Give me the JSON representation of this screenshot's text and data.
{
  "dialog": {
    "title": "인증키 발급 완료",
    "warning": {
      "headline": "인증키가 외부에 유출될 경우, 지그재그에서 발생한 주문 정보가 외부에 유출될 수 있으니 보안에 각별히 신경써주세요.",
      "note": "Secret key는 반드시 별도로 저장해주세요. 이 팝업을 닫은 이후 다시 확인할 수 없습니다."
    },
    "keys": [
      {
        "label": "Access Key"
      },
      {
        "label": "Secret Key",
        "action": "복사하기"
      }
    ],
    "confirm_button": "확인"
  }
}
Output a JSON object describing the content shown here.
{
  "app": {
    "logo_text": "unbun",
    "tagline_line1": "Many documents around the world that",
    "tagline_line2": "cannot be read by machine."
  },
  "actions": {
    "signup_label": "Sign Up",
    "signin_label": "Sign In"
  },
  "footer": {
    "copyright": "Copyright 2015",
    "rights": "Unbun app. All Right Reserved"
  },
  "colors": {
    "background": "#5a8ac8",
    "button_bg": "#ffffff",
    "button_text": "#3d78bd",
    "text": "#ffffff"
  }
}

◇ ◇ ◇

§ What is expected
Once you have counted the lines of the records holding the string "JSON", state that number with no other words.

§ Exercise result
2